== Entries supplied ==
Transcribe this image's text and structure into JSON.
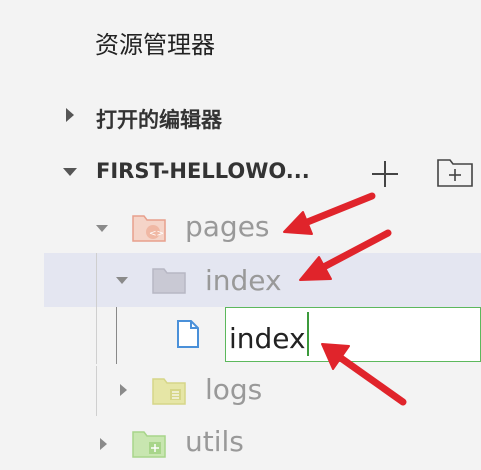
{
  "explorer": {
    "title": "资源管理器",
    "open_editors_label": "打开的编辑器",
    "root_folder_label": "FIRST-HELLOWO..."
  },
  "tree": {
    "pages": "pages",
    "index_folder": "index",
    "logs": "logs",
    "utils": "utils"
  },
  "rename": {
    "value": "index"
  },
  "colors": {
    "selection": "#e4e6f1",
    "input_border": "#5cb85c",
    "annotation_arrow": "#e0242b",
    "pages_icon": "#e8a08c",
    "index_icon": "#b7b7c4",
    "logs_icon": "#d6d688",
    "utils_icon": "#a8d58a",
    "file_icon": "#4a90d9"
  },
  "icons": [
    "plus-icon",
    "new-folder-icon",
    "folder-icon",
    "file-icon",
    "chevron-right-icon",
    "chevron-down-icon",
    "arrow-annotation-icon"
  ]
}
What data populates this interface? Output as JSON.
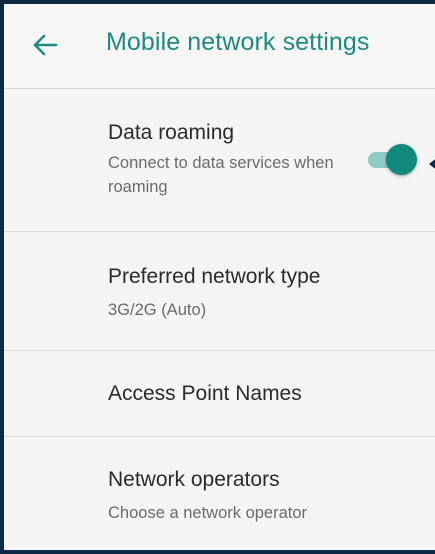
{
  "header": {
    "title": "Mobile network settings",
    "back_icon": "arrow-left-icon"
  },
  "settings": [
    {
      "title": "Data roaming",
      "subtitle": "Connect to data services when roaming",
      "control": "toggle",
      "toggle_on": true
    },
    {
      "title": "Preferred network type",
      "subtitle": "3G/2G (Auto)"
    },
    {
      "title": "Access Point Names"
    },
    {
      "title": "Network operators",
      "subtitle": "Choose a network operator"
    }
  ],
  "colors": {
    "accent": "#1f8b80",
    "toggle_thumb": "#11897d",
    "toggle_track": "#8ecdc6",
    "frame_border": "#0b2a44",
    "annotation_red": "#cc1f1f",
    "annotation_dark": "#0d2c4a"
  }
}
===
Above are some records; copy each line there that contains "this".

- _Output of the exercise_
Transcribe this image's text and structure into JSON.
What data populates this interface? Output as JSON.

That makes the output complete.